In December, the Crown Prosecution Service (CPS) ordered Terry to be prosecuted for a "racially aggravated public order offence" over comments allegedly made to Anton Ferdinand in an on-field exchange during Chelsea’s 1-0 defeat by Queens Park Rangers.
The CPS took action after video of the incident was posted on the Internet and a member of the public complained that Terry allegedly used racist language when speaking to Ferdinand.
Terry could be fined up to Sh323,700 if convicted, which is only a fraction of his weekly wage. However, such a verdict could have an impact on his lucrative sponsorship deals and relationship with Chelsea teammates drawn from around the globe.
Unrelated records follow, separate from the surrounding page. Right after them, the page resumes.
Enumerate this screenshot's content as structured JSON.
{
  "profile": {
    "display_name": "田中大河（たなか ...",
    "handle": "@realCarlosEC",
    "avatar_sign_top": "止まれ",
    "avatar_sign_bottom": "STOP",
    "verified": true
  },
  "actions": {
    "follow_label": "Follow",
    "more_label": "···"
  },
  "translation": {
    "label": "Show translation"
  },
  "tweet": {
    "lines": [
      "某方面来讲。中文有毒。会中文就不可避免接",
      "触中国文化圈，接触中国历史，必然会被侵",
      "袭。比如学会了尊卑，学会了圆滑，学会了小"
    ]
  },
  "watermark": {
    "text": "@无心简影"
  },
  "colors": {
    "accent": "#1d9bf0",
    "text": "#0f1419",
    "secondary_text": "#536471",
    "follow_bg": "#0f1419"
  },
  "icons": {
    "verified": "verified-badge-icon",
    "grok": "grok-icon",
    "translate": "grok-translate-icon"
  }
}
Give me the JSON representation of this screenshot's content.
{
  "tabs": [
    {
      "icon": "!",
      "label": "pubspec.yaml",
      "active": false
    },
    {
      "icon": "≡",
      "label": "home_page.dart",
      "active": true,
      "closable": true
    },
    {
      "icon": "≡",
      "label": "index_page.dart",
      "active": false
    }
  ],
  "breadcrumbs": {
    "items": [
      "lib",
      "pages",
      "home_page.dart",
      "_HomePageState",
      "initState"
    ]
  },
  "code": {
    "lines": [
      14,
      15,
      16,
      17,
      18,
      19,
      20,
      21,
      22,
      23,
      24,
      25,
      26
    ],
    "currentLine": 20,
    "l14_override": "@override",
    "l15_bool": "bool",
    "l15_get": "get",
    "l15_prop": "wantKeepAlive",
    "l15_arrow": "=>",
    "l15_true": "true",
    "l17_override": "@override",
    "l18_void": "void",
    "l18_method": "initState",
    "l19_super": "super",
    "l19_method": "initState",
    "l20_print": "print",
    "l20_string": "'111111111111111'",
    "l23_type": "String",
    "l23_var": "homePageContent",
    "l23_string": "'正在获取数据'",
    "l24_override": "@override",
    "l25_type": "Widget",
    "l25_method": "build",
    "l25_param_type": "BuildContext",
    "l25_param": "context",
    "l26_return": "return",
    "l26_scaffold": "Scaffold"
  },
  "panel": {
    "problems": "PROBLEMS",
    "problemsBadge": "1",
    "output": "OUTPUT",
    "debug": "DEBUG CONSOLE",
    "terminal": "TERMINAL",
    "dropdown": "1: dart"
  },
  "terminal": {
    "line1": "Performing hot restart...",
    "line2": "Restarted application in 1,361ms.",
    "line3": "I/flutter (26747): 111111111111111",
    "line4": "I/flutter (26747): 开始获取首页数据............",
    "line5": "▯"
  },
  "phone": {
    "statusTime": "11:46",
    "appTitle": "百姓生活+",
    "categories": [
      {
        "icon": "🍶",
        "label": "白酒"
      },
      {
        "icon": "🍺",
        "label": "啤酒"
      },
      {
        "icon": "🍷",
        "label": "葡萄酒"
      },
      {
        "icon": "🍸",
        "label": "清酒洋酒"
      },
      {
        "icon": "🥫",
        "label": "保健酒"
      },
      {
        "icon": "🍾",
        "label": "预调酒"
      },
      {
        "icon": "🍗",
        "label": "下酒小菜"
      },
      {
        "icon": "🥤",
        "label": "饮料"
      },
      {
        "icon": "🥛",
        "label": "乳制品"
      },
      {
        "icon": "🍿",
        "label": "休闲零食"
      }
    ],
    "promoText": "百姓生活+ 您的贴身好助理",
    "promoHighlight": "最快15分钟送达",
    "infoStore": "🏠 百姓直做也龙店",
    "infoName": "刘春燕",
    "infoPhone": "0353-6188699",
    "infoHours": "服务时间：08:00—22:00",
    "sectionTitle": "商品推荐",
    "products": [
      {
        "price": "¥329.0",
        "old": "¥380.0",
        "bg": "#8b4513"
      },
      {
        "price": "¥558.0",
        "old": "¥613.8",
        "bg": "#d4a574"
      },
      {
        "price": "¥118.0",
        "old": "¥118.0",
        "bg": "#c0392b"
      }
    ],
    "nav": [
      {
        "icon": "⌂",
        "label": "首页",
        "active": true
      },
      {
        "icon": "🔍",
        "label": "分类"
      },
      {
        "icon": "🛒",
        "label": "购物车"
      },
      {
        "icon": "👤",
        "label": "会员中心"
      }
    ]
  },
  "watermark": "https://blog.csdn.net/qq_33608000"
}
Allegations of racial abuse have cast a shadow over the Premier League this season. However, it appears most racially abused sportsmen and women are often blacks, this notwithstanding splendid performances in the various sporting disciplines they take part in.
The penalties put against the offenders seem not to be working perfectly to eradicate the defeatist and awkward manner of treating blacks who seem to be performing well in sports and it is time the various sports bodies came up with more stringent measures of dealing with the vice.